You searched and tallied. These are the most popular cars of the year.
This year marks a turning point for the automotive industry, with automakers saying things are moving too fast to keep up. Manufacturing is evolving and this is exciting news. When it came to the models people were most interested in finding and buying this year, cars of undeniable historical significance were at the forefront.
Change seems to be the driving force behind the most popular rides, whether it’s nostalgia, goodbyes, or futuristic optimism. Based on duPont REGISTRY’s Top 10 Trending Cars for 2022.
10. C8 Corvette
For a very long time, the auto industry rejoiced when Chevrolet debuted the mid-engined Corvette. Not only did it represent a triumph for the American auto industry, it furthered the performance potential of the already world-class Corvette. People can’t wait to get their hands on it and try it out.
9. Ford F-150 Raptor
Few things can match a performance pickup truck. The Ford F-150 Raptor is a textbook example of what makes this style of vehicle so special. With the Raptor, you have everything you need for endless off-road fun. Not to mention big tires, advanced suspension, high ground clearance and plenty of power. It’s no surprise that this track is on the list.
8. Mercedes AMG GT Black Series
The ‘Black Series’ is a sacred designation in the AMG world, representing a car with an uncompromising dedication to performance and releasing many of the usual Mercedes-Benz creature comforts. With utterly wicked looks, 720 horsepower and the ability to reach 60 mph from standstill in just 3.1 seconds, the Mercedes-AMG GT Black Series is his AMG performance powerhouse distilled.
7. Lamborghini Urus
Even after some time in production, the awe commanded by the Lamborghini Urus is undeniable. It may sound extreme, but the term ‘super SUV’ definitely applies. This combination of luxury, comfort and Lamborghini-level performance is the “have the cake and eat it” automotive way. who doesn’t want that?
6. McLaren 765LT Spider
McLaren’s LT models celebrate the brand’s racing legacy and quest for engineering excellence that pushes the boundaries of performance. The 765LT Spider offers extreme, thrilling power that drivers can enjoy with the roof up and down. The combination of his racing prowess and the wind in his hair makes him one of the wins for all car enthusiasts.
5. Ferrari SF90

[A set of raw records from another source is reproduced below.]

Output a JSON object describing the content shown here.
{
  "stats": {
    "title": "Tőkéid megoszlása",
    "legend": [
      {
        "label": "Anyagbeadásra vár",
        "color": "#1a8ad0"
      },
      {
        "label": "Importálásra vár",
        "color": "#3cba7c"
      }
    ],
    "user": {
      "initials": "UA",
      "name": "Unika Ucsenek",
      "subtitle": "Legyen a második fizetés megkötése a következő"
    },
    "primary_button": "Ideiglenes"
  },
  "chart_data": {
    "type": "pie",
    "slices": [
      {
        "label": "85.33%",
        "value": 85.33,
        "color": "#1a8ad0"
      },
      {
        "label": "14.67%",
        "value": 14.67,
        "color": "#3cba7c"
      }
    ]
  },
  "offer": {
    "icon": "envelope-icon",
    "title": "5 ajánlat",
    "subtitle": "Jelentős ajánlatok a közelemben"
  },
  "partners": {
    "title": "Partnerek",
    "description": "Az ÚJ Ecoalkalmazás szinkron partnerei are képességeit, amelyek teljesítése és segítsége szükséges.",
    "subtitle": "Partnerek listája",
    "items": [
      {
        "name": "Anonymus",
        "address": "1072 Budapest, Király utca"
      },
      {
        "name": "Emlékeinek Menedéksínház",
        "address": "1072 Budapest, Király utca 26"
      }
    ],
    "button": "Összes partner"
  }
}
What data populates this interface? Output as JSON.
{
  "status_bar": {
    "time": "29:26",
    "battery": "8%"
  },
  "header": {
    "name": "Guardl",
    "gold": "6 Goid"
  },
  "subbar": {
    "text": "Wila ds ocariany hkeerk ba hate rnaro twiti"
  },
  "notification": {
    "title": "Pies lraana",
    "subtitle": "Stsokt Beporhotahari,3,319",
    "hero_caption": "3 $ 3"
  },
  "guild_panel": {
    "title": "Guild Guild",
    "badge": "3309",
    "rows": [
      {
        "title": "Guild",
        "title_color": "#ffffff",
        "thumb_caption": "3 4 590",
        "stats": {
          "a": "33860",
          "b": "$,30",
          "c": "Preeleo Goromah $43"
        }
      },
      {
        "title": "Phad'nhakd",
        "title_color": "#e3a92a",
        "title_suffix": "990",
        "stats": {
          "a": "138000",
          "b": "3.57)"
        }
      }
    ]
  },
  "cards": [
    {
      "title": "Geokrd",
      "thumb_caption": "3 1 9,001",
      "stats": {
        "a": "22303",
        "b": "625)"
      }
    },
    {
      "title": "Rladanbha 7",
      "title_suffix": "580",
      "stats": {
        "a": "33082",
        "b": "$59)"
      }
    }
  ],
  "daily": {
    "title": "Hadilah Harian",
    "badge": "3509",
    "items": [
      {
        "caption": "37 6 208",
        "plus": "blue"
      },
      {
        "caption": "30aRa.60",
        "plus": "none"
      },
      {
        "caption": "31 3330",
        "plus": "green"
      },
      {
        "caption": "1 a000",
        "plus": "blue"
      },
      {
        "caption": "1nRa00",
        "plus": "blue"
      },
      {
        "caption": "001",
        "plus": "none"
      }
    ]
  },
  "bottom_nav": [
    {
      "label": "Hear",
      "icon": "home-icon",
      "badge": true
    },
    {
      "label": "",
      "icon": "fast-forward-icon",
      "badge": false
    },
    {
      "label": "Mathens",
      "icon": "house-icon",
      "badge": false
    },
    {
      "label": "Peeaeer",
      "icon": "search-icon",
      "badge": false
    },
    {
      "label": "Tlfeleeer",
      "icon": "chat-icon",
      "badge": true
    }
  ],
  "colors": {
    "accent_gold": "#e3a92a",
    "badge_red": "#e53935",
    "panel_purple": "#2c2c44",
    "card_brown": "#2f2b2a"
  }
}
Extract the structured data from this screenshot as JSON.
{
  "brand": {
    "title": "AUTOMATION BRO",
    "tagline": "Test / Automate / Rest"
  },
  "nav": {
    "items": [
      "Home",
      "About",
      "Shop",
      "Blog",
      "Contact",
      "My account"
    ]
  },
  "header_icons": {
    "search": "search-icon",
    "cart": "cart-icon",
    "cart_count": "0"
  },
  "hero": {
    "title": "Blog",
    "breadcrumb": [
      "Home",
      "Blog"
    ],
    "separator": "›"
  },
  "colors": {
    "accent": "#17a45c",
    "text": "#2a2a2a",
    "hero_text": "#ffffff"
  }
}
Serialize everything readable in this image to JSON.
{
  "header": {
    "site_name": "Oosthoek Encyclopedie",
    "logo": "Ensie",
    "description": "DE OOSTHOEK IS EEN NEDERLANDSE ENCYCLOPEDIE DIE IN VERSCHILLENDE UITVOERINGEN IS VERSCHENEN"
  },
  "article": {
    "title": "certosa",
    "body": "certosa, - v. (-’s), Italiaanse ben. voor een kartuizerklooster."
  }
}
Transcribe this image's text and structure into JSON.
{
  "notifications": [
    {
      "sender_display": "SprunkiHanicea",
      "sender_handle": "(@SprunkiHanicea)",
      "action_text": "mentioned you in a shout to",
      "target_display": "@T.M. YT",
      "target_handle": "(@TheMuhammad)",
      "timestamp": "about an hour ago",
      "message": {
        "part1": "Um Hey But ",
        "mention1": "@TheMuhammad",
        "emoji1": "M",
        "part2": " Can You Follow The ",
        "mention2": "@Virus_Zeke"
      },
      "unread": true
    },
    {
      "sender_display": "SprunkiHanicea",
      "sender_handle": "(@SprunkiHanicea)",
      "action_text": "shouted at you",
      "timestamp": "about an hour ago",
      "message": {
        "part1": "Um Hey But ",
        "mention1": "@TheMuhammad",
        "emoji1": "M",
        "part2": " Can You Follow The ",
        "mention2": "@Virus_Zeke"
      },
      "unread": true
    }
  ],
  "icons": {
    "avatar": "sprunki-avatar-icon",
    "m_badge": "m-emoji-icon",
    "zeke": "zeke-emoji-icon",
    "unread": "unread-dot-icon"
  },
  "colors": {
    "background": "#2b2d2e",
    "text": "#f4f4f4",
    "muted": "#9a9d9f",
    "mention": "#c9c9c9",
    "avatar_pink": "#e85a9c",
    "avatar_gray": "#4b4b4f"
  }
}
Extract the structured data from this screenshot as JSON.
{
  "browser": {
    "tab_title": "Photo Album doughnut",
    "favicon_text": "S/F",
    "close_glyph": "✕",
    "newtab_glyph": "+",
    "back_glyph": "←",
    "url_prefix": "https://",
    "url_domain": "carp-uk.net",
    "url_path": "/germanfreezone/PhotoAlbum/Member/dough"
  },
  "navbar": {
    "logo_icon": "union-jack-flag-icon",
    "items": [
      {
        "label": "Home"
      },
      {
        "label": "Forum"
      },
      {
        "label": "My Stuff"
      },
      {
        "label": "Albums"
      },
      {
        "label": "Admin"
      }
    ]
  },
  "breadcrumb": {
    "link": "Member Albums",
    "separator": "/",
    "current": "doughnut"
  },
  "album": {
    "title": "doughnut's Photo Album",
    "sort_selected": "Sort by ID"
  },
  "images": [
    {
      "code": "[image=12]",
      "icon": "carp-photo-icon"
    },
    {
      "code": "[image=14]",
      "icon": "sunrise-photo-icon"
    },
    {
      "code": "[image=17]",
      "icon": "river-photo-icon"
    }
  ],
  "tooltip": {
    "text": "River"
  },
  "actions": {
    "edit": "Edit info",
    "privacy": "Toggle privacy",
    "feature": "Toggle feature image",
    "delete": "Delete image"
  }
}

Ferrari’s flagship SF90 model has broken convention with the power of a V8 hybrid and the ability to outperform even the legendary LaFerrari on the Fiorano circuit. This car ushers in a bold new era for the Prancing Horse brand and drivers can’t wait to get a taste of it.
4. Lamborghini Huracan STO
Powered by Lamborghini’s V10 engine, the Huracán supercar has won the hearts of many car enthusiasts around the world. With a nimbler, lighter design, more power and an unmistakable engine sound, the Lamborghini Huracán STO is truly his performance machine.
3. Bugatti Chiron
In 2015, the Bugatti Chiron was faster than the staggering Veyron. Not only was this a high hurdle to clear, it was also one of his greatest hurdles in automotive history. Bugatti’s dedication and willingness to go to great lengths to deliver the ultimate combination of performance, luxury and style makes it impossible to ignore a car like the Chiron, the fact that the Bugatti Chiron is the best. I can’t help but love in almost every way.
2. Lamborghini Aventador Altimae
The Lamborghini Aventador has officially retired as the Fighting Bull’s V12-equipped flagship, along with the withdrawal of the ‘pure’ naturally aspirated V12 from the brand’s offerings. The Aventador Ultimae is both an incredible supercar in its own right and the last of an era of decades of performance.
1. Porsche 911 (992) GT3
The Porsche 911 GT3 has always been the ultimate driver’s car in the Porsche 911 range, essentially a driver’s car of driver’s cars. Its latest generation shows more race-focused innovation and liberal performance than ever before, so it’s no wonder people want to get their hands on such a phenomenal machine.
This article was published in the December 2022 issue.